Task goal>
Set down every entry word for word. Omit the pictures.

*** Data shown Section Begins ***

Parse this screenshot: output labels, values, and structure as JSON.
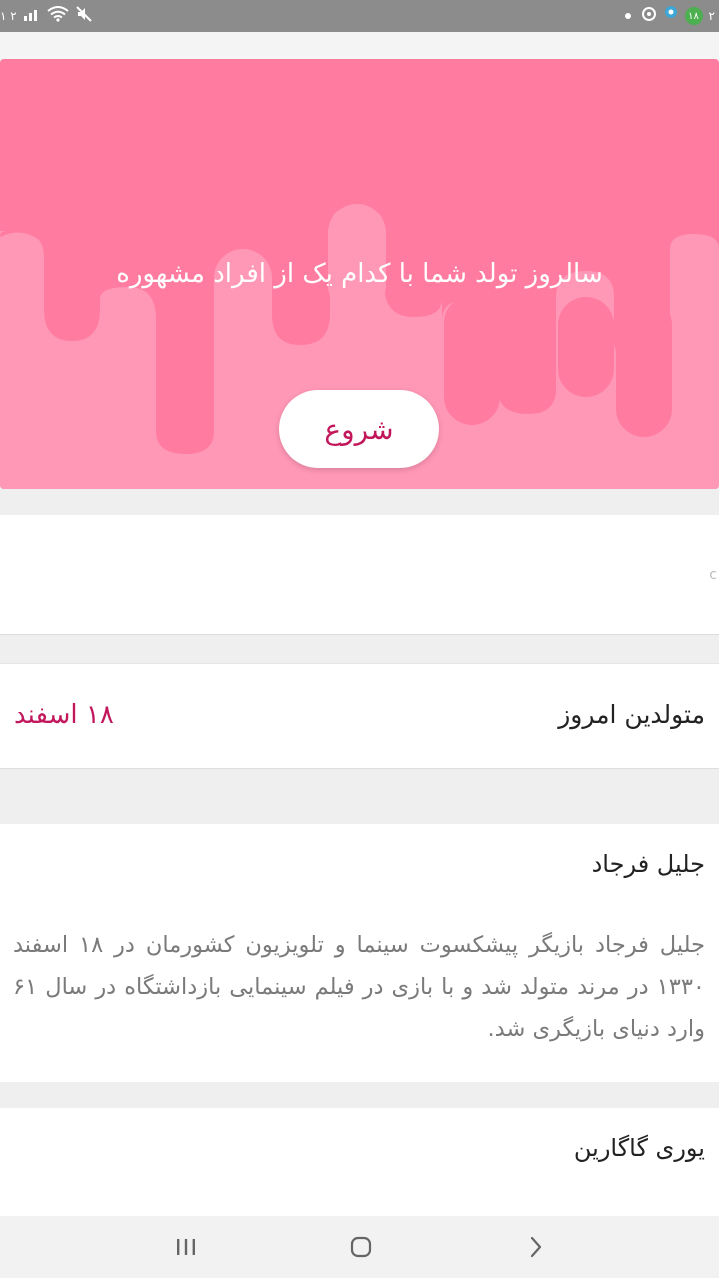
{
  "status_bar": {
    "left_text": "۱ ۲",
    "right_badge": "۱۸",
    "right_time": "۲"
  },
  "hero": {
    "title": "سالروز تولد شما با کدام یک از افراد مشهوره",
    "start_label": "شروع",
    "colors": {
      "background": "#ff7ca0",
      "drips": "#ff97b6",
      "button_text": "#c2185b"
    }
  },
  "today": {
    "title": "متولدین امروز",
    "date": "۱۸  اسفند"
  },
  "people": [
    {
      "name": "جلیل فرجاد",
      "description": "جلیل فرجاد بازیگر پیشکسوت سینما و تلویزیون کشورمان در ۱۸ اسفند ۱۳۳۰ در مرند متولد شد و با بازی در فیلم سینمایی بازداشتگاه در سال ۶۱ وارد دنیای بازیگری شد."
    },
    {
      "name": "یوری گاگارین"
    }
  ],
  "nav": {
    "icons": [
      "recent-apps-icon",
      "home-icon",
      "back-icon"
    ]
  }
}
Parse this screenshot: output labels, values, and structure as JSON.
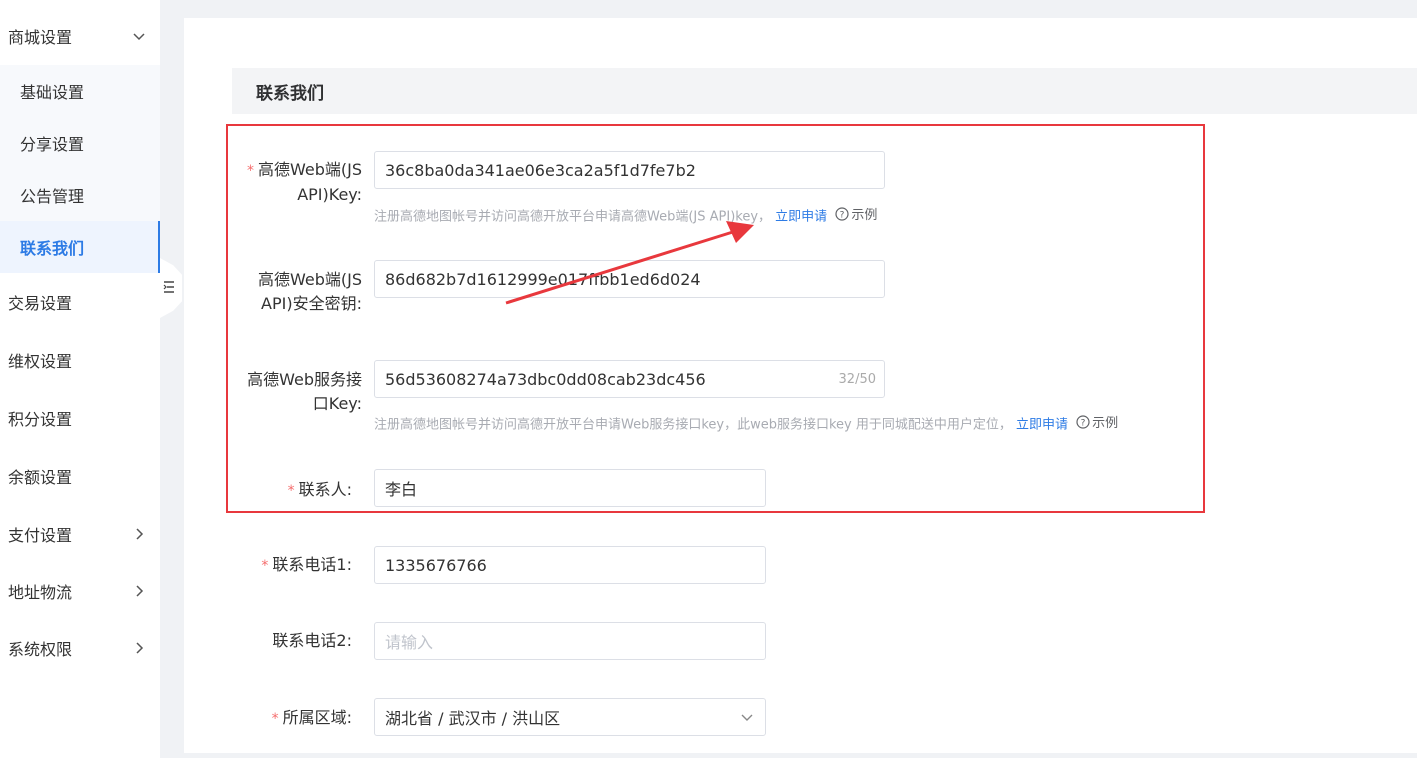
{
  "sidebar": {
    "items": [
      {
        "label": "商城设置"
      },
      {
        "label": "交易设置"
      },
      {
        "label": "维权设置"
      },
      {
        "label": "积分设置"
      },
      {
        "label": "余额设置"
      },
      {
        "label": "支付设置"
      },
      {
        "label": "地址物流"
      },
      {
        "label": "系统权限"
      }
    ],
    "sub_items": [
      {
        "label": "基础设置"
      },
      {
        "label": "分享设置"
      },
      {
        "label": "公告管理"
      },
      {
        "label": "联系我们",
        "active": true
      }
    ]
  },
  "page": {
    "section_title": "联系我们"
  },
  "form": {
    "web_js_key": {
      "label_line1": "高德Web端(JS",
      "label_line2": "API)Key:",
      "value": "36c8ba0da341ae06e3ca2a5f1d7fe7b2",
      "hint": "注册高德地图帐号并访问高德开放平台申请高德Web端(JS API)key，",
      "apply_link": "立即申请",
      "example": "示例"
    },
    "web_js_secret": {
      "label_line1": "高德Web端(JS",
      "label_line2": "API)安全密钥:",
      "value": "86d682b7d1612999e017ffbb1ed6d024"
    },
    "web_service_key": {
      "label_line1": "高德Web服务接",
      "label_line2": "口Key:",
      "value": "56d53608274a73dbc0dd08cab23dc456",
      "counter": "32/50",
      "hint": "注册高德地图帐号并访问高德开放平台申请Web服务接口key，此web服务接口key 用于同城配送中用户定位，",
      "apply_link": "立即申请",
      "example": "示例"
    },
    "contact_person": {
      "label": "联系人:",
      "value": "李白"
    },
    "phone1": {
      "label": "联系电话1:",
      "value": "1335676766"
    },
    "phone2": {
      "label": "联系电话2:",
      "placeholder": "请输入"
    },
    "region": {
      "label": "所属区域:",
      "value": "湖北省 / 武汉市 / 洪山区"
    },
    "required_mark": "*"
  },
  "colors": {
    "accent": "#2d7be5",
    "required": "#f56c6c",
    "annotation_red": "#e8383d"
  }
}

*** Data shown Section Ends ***

Task answer>
Parse this screenshot: output labels, values, and structure as JSON.
{
  "status_bar": {
    "left_text": "۱ ۲",
    "right_badge": "۱۸",
    "right_time": "۲"
  },
  "hero": {
    "title": "سالروز تولد شما با کدام یک از افراد مشهوره",
    "start_label": "شروع",
    "colors": {
      "background": "#ff7ca0",
      "drips": "#ff97b6",
      "button_text": "#c2185b"
    }
  },
  "today": {
    "title": "متولدین امروز",
    "date": "۱۸  اسفند"
  },
  "people": [
    {
      "name": "جلیل فرجاد",
      "description": "جلیل فرجاد بازیگر پیشکسوت سینما و تلویزیون کشورمان در ۱۸ اسفند ۱۳۳۰ در مرند متولد شد و با بازی در فیلم سینمایی بازداشتگاه در سال ۶۱ وارد دنیای بازیگری شد."
    },
    {
      "name": "یوری گاگارین"
    }
  ],
  "nav": {
    "icons": [
      "recent-apps-icon",
      "home-icon",
      "back-icon"
    ]
  }
}
Parse this screenshot: output labels, values, and structure as JSON.
{
  "sidebar": {
    "items": [
      {
        "label": "商城设置"
      },
      {
        "label": "交易设置"
      },
      {
        "label": "维权设置"
      },
      {
        "label": "积分设置"
      },
      {
        "label": "余额设置"
      },
      {
        "label": "支付设置"
      },
      {
        "label": "地址物流"
      },
      {
        "label": "系统权限"
      }
    ],
    "sub_items": [
      {
        "label": "基础设置"
      },
      {
        "label": "分享设置"
      },
      {
        "label": "公告管理"
      },
      {
        "label": "联系我们",
        "active": true
      }
    ]
  },
  "page": {
    "section_title": "联系我们"
  },
  "form": {
    "web_js_key": {
      "label_line1": "高德Web端(JS",
      "label_line2": "API)Key:",
      "value": "36c8ba0da341ae06e3ca2a5f1d7fe7b2",
      "hint": "注册高德地图帐号并访问高德开放平台申请高德Web端(JS API)key，",
      "apply_link": "立即申请",
      "example": "示例"
    },
    "web_js_secret": {
      "label_line1": "高德Web端(JS",
      "label_line2": "API)安全密钥:",
      "value": "86d682b7d1612999e017ffbb1ed6d024"
    },
    "web_service_key": {
      "label_line1": "高德Web服务接",
      "label_line2": "口Key:",
      "value": "56d53608274a73dbc0dd08cab23dc456",
      "counter": "32/50",
      "hint": "注册高德地图帐号并访问高德开放平台申请Web服务接口key，此web服务接口key 用于同城配送中用户定位，",
      "apply_link": "立即申请",
      "example": "示例"
    },
    "contact_person": {
      "label": "联系人:",
      "value": "李白"
    },
    "phone1": {
      "label": "联系电话1:",
      "value": "1335676766"
    },
    "phone2": {
      "label": "联系电话2:",
      "placeholder": "请输入"
    },
    "region": {
      "label": "所属区域:",
      "value": "湖北省 / 武汉市 / 洪山区"
    },
    "required_mark": "*"
  },
  "colors": {
    "accent": "#2d7be5",
    "required": "#f56c6c",
    "annotation_red": "#e8383d"
  }
}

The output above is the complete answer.